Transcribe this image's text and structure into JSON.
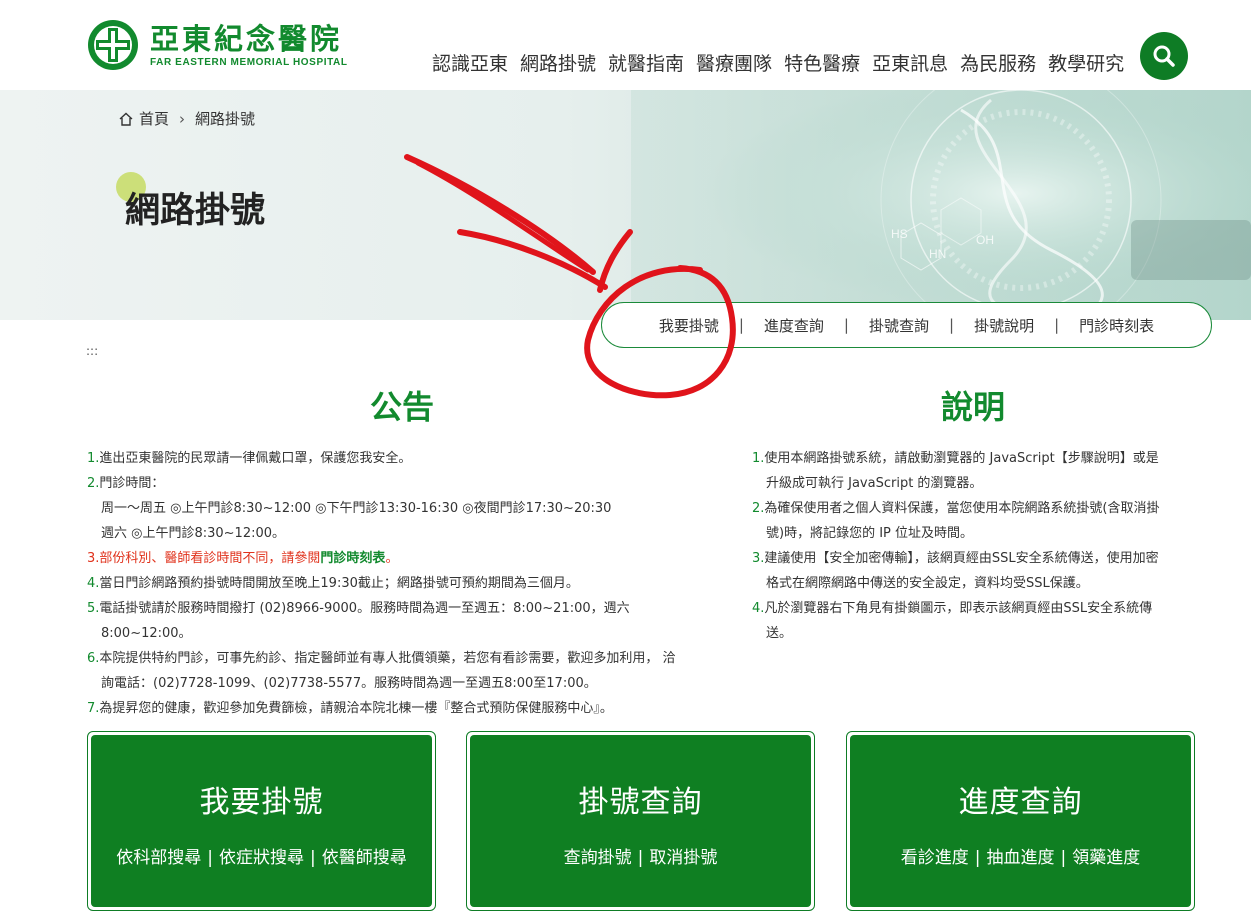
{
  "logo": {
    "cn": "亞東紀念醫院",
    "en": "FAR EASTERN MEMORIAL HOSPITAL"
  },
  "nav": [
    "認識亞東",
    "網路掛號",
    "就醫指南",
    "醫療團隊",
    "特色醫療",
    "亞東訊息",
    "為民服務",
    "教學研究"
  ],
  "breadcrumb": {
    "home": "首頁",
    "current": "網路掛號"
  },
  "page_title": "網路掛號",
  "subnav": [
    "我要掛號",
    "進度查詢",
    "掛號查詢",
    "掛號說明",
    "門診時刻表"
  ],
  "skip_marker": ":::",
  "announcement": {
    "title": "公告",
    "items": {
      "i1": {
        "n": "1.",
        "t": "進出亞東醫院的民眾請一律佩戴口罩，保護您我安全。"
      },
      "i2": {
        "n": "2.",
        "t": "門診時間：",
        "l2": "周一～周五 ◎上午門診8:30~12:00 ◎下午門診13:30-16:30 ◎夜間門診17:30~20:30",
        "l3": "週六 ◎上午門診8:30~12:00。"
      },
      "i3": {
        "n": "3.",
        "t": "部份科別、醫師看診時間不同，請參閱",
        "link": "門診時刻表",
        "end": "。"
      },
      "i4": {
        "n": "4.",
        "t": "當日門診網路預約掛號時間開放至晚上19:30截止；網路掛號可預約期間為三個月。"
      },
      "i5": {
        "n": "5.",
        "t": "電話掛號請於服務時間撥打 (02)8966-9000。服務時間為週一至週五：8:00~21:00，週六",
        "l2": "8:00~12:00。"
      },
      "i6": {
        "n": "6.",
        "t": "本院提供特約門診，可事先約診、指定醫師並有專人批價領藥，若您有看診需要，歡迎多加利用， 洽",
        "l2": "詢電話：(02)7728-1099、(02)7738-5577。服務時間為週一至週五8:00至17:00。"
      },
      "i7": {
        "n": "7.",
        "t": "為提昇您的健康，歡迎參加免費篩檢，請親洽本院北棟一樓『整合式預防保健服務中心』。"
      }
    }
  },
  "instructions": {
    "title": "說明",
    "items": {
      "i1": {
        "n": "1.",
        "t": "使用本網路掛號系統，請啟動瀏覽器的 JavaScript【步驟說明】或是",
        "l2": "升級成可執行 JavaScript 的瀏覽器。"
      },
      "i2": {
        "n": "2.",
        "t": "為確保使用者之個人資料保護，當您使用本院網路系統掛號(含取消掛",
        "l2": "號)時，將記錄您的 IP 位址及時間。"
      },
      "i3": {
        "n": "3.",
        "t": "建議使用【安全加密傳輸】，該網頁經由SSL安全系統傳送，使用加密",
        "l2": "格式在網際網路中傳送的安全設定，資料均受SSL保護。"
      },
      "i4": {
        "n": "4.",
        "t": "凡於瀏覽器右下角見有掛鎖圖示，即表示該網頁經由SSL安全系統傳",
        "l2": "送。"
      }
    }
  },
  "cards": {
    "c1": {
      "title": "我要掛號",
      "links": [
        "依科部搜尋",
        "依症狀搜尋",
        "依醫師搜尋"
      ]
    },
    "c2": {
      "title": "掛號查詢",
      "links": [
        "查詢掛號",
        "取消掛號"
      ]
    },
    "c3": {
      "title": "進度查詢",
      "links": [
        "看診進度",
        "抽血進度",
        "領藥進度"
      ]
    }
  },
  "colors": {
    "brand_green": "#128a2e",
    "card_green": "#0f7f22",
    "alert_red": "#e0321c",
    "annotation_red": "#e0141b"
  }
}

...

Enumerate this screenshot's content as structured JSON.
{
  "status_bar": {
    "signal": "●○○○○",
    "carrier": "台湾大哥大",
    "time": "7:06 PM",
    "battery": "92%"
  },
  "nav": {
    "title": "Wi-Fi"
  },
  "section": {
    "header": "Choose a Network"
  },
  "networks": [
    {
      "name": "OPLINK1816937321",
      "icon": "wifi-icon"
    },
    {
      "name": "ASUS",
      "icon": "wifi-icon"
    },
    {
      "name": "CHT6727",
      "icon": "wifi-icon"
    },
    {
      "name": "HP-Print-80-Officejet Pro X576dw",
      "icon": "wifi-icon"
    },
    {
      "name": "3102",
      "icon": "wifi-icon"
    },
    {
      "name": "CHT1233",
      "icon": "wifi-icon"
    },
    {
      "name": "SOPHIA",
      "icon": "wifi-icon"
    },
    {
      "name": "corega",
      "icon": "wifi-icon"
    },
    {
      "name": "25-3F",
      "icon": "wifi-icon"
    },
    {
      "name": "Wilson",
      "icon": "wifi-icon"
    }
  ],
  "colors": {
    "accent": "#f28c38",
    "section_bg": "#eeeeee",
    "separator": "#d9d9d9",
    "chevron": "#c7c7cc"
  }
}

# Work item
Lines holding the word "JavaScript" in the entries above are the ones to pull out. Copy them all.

# Reply to the task
        "t": "使用本網路掛號系統，請啟動瀏覽器的 JavaScript【步驟說明】或是",
        "l2": "升級成可執行 JavaScript 的瀏覽器。"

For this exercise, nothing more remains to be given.